hairpin curve and plunged
toward the Lower Lake,
(its brakes protesting all the way).
There it slowed,
shuddered,
gave one last gasp, and came
to a dead stop 
perhaps even happier
than we to arrive.
 
They say, after a certain age,
even lucid men long
for a quick death.



*"Tinker" is a UK slang word for an Irish Gypsy.


Pamela Cranston
TAR

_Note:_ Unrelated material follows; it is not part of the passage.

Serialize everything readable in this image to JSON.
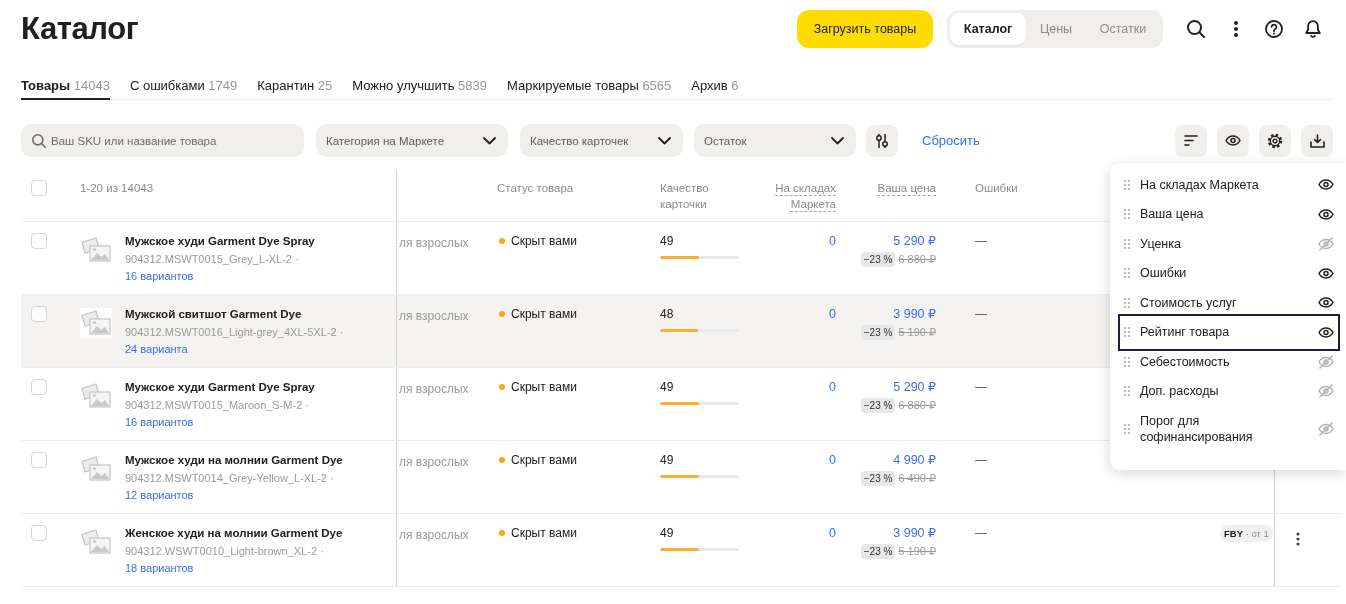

PAMELA CRANSTON was born in New York City and was raised in Old Deerfield, Massachusetts. From the age of five, she has spent summers in St. Huberts, New York, where she and her family have been active with the Adirondack Trail Improvement Society (ATIS) and the Adirondack Mountain Club (ADK) for over fifty years. She received her B.A. from San Francisco State University, majoring in Interdisciplinary Social Science, where she also studied extensively in their creative writing program. In 1988, she received a Masters of Divinity degree from the Church Divinity School of the Pacific (CDSP) in Berkeley, CA. Ordained an Episcopal priest in 1990, she has served San Francisco Bay area churches and hospices for the past fourteen years. She also is an adjunct member of the faculty at CDSP, writes, lectures, gives poetry readings, leads workshops and retreats and does spiritual direction.  Her books include: The Madonna Murders (a novel to be published in 2003 by St. Huberts Press); Clergy Wellness and Mutual Ministry; and An Eccentric English Journey (privately published.) Her poetry, essays and book reviews have been published or soon will be appearing in various books and journals such as: Anglican Theological Review, On the Trail: An Outdoor Anthology by Birch Brook Press, Blueline, EarthLight, Cistercian Studies, Forward Movement Publications, Journal of Christianity and Literature, Journal of Pastoral Care, Kilvert Journal, Mindfulness Bell, Mystic River Review, New Moon Review, New Song Press, Northwoods Journal, Penwood Review, Presence, South, and Women: Empowering and Healing. Pamela Cranston lives with her husband in Oakland, California, and returns to the Adirondacks regularly. She is a regular contributor to The Adirondack Review.
Adirondack Voices